The unwary user thinks that because 'l' is still eq to the original
value that "DELETE didn't do anything". The variability of action
at runtime here parallels the variable choice of location specifier
for (SETF (GETF ...) ...)
A previous proposal to fix this problem was misdirected. It was
phrased as follows:
Change the result of (get-setf-method 'foo) from
NIL NIL (#:G1174) (SETQ FOO #:G1174) FOO
(#:G1175) (FOO) (#:G1174) (SETQ FOO #:G1174) #:G1175
The problem with this is that it breaks a relatively simple client of
(setq integer #x69)
(rotatef (ldb (byte 4 4) integer) (ldb (byte 4 0) integer))
no longer does the "right thing". Using the prescription for setf
methods on symbols from CLtL p105, the result of this 'rotatef' is
that integer = #x96; using that given by the TEMPORARY-VARIABLE
proposal leads to either #x99 [or #x66 depending on which order

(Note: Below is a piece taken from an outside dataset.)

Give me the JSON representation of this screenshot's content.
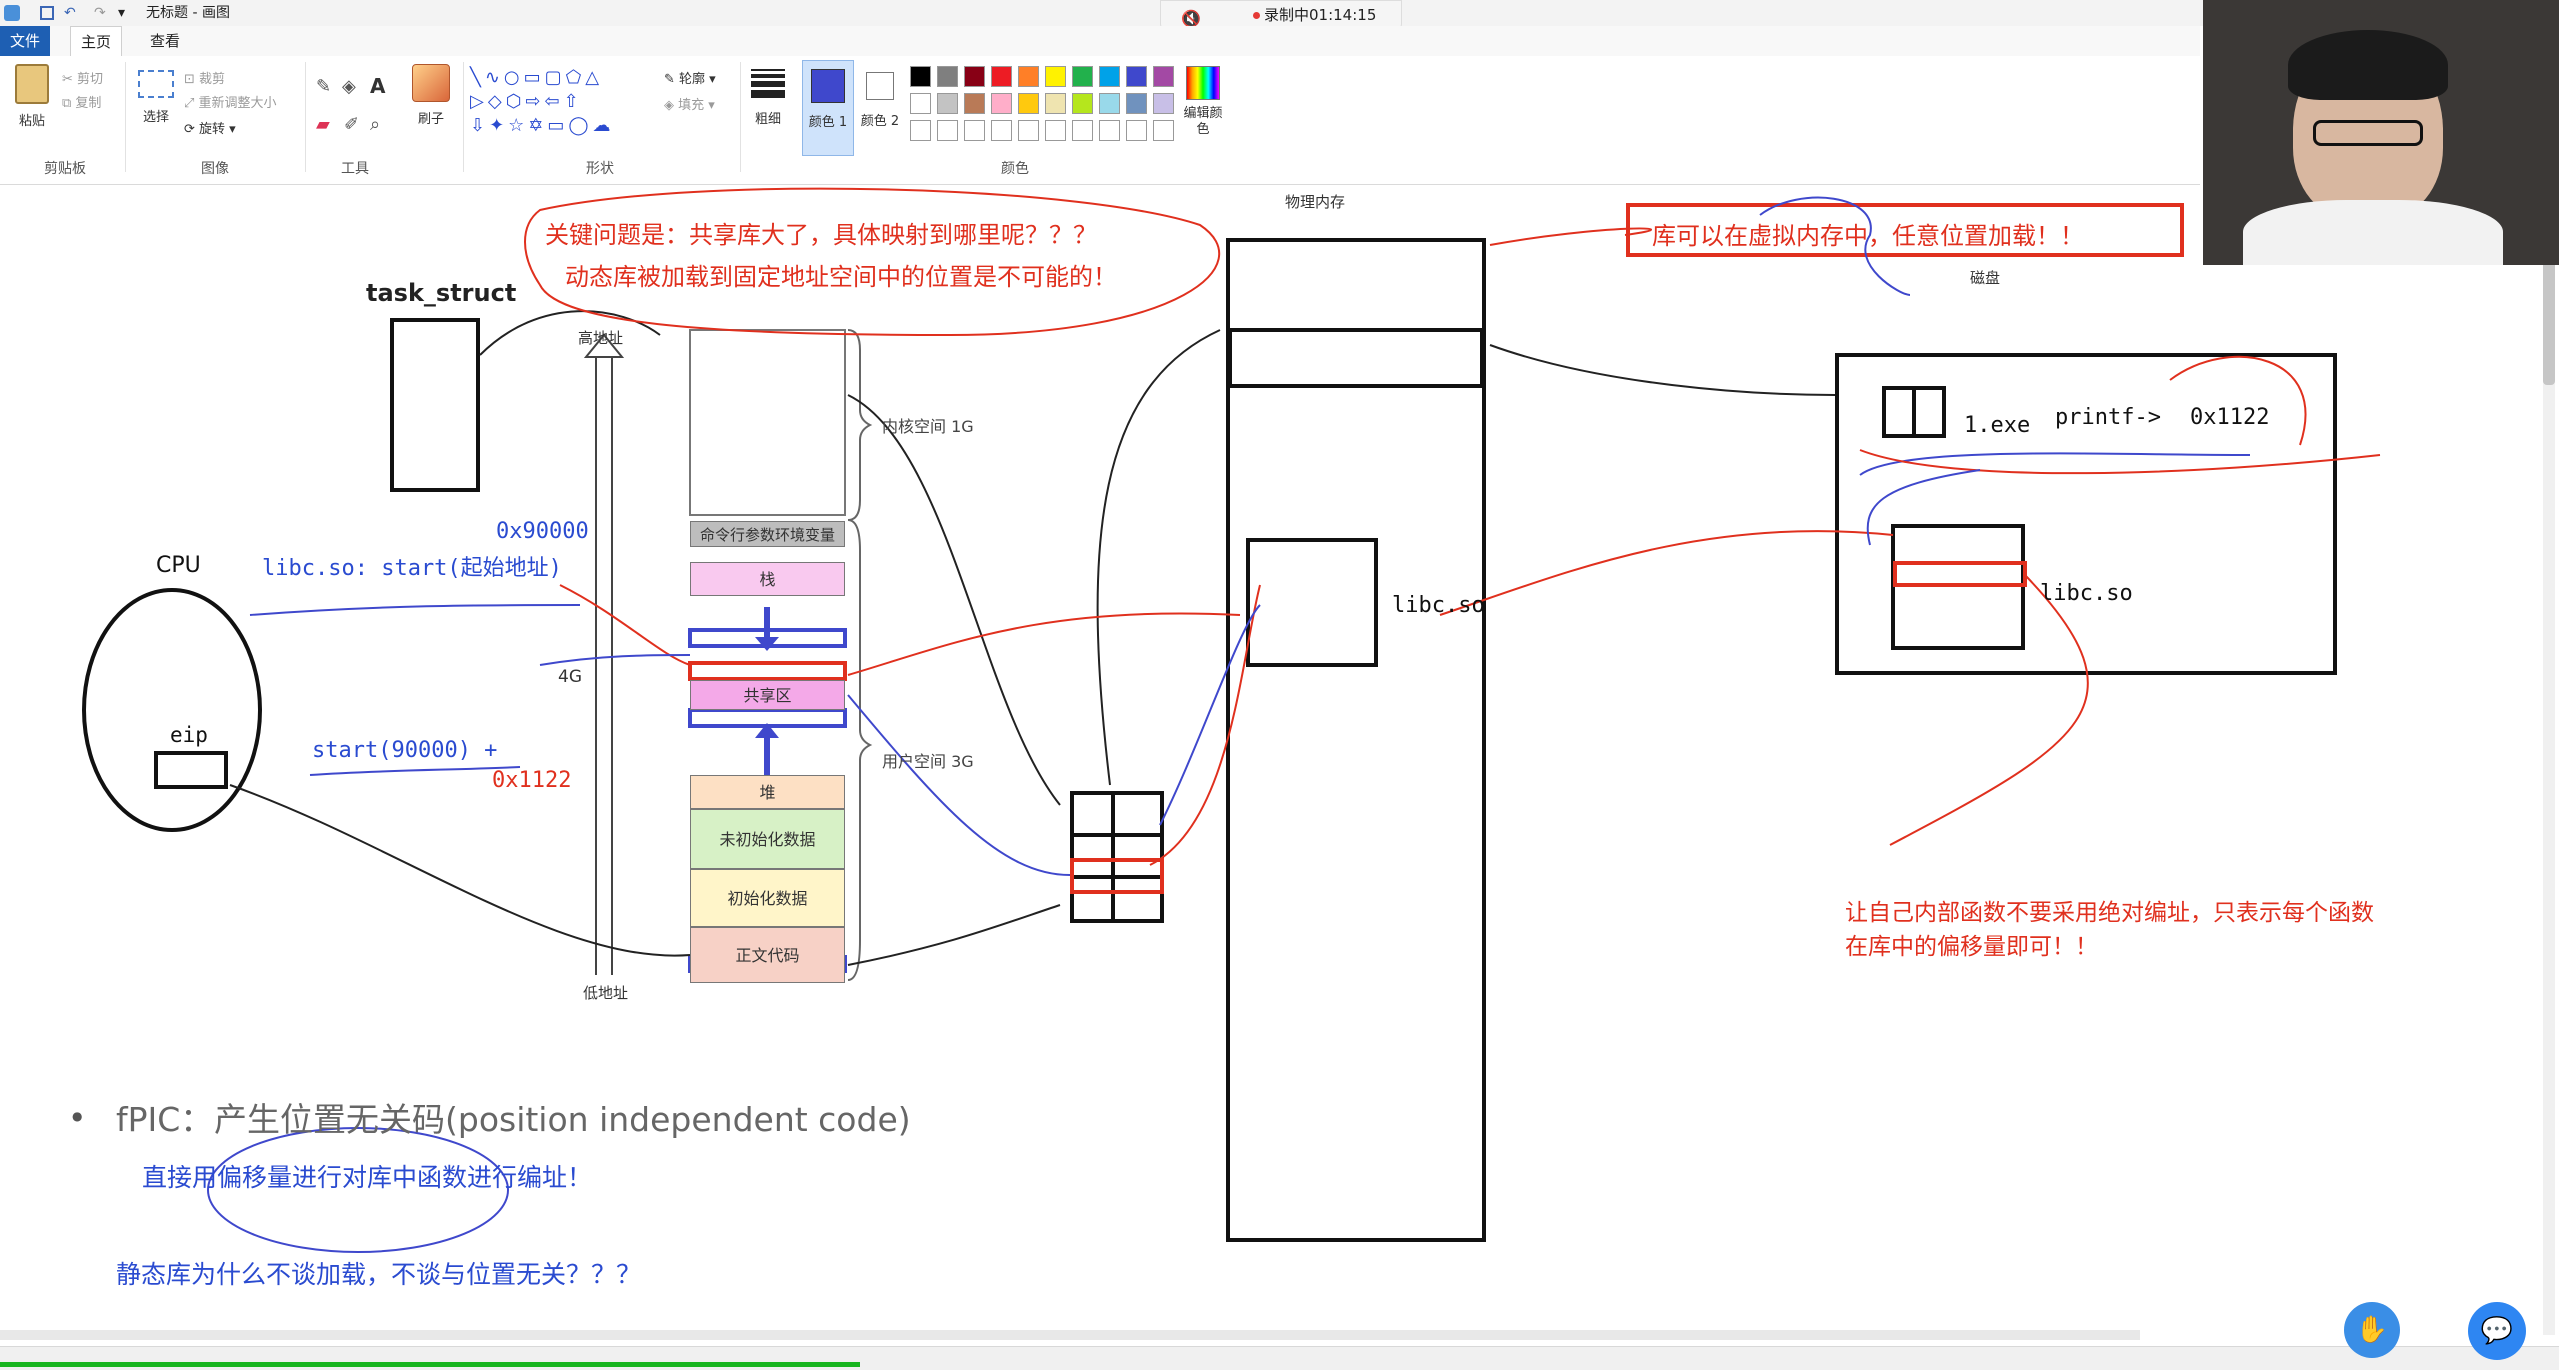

the implementation chooses to do the actual stores in].
In addition if 'integer' is replaced by '(car x)' here then the behavior
is different under the TEMPORARY-VARIABLE proposal because that only
applies to symbols.
Implicitly, two "places" are being specified here to be updated; but
in fact the two places are not independent -- they both involve setq'ing
the variable 'integer'. Furthermore, each store operation implicitly
requires fetching the value from that place in order to combine it
with DPB. It is necessary to delay the accesses until the last moment
before combining with DPB in order to see the side-effects of the
earlier store operations.